Video Cambodian Land Grabs Threaten Traditional Communities

Indigenous communities in Cambodia's Ratanakiri province say the government’s economic land concession policy is taking away their land and traditional way of life, making many fear that their identity will soon be lost. Local authorities, though, have denied this is the case. VOA's Say Mony went to investigate and filed this report, narrated by Colin Lovett.
Video

Video Virginia Tavern Takes Patrons Back to Medieval Times

European martial arts are not widely practiced and are unknown by most people. A tavern in Old Town Alexandria, outside Washington, wants to change this by promoting these fighting techniques from medieval times. Through combining visual arts, martial arts and culinary arts, this tavern brings medieval history back to life. VOA's Yang Lin and Helen Wu report.
Video

Video Space Program Status Disappoints 'Last Man on the Moon'

One of the films that drew big crowds last week at the annual South by Southwest festival in Austin, Texas, tells the story of the last human being to stand on the moon, U.S. astronaut Eugene Cernan. It has been 42 years since Cernan returned from the moon and he laments that no one else has gone there since.

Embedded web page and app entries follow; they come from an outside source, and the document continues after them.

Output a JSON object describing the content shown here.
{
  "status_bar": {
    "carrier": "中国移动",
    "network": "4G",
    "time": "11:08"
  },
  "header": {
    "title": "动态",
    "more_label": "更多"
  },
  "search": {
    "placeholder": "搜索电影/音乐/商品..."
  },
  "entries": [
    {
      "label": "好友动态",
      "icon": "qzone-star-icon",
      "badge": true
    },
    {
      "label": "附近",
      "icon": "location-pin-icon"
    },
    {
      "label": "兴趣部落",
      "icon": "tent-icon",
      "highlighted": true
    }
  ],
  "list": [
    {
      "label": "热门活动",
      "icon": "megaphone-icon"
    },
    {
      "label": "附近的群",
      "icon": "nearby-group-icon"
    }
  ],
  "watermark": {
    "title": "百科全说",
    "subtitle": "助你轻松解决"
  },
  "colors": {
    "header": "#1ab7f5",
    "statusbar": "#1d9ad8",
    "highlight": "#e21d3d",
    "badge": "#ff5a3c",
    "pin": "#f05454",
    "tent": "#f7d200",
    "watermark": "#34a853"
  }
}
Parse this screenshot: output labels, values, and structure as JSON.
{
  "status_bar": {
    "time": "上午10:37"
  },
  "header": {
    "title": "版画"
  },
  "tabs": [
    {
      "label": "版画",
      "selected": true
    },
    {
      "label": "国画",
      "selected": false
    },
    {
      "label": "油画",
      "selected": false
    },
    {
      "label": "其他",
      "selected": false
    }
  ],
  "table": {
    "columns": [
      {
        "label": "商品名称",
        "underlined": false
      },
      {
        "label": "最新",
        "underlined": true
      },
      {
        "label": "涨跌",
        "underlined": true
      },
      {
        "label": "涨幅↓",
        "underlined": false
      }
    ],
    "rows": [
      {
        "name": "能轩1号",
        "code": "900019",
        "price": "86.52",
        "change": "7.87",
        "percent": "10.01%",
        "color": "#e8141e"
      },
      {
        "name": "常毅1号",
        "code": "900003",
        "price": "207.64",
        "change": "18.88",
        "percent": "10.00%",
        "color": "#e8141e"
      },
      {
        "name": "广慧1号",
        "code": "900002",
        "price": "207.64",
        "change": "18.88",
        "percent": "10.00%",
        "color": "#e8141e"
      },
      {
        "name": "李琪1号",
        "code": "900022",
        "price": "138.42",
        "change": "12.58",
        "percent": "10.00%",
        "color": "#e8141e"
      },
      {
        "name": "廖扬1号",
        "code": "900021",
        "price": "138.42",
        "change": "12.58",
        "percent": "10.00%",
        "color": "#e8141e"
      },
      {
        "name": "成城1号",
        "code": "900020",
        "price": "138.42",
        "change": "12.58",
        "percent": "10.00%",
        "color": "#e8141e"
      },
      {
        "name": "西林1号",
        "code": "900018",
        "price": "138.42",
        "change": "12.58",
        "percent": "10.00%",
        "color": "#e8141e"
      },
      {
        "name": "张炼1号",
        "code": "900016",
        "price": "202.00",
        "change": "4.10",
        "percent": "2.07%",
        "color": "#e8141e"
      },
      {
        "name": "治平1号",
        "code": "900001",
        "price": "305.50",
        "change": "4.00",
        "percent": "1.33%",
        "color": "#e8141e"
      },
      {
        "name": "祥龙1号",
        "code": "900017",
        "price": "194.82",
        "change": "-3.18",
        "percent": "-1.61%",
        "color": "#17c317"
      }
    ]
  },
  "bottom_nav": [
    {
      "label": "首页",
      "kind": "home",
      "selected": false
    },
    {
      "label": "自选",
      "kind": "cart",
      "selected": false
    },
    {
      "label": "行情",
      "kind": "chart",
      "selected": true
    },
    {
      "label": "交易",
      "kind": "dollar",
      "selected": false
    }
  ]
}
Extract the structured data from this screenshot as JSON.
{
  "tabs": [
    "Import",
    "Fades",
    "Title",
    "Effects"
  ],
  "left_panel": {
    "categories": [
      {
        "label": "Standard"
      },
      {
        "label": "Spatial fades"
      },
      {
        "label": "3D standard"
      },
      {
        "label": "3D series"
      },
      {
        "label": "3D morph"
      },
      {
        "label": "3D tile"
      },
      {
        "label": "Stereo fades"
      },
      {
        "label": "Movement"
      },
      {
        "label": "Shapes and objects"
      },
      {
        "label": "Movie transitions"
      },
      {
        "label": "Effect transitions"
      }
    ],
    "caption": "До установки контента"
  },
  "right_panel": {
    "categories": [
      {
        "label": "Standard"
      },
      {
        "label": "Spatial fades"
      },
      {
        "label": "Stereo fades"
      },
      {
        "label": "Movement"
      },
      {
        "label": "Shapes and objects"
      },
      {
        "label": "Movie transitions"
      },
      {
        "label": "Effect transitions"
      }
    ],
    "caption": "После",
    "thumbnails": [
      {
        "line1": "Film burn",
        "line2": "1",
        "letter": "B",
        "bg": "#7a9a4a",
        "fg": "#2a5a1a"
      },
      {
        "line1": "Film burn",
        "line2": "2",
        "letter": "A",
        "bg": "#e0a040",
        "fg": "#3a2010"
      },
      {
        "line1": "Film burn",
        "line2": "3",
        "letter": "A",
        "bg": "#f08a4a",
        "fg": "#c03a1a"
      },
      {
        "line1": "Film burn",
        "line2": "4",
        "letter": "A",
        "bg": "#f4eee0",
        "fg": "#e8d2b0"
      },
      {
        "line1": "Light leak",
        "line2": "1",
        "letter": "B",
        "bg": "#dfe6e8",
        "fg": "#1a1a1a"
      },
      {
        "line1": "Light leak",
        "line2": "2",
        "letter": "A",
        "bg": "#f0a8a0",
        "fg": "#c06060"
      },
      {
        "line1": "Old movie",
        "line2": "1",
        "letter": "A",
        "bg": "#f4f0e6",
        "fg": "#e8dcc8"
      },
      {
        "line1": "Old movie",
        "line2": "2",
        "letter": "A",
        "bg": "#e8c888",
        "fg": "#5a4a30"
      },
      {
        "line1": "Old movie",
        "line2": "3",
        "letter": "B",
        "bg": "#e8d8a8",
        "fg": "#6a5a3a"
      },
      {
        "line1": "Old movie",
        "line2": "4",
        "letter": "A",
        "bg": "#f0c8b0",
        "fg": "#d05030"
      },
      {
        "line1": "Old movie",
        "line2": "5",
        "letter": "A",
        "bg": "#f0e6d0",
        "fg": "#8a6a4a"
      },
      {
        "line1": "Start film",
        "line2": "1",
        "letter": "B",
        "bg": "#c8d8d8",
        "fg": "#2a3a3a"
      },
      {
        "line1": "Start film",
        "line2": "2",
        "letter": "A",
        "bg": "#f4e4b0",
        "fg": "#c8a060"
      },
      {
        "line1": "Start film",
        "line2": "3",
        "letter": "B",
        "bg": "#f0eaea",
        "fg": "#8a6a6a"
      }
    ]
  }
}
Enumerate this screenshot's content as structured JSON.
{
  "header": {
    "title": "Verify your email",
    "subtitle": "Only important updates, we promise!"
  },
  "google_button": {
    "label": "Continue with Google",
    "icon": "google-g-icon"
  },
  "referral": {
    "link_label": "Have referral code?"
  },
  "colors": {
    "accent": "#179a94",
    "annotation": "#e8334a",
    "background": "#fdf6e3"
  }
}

VOA’s Greg Flakus reports.

VOA Blogs

Circumventing Censorship

An Internet Primer for Healthy Web Habits

As surveillance and censoring technologies advance, so, too, do new tools for your computer or mobile device that help protect your privacy and break through Internet censorship.
More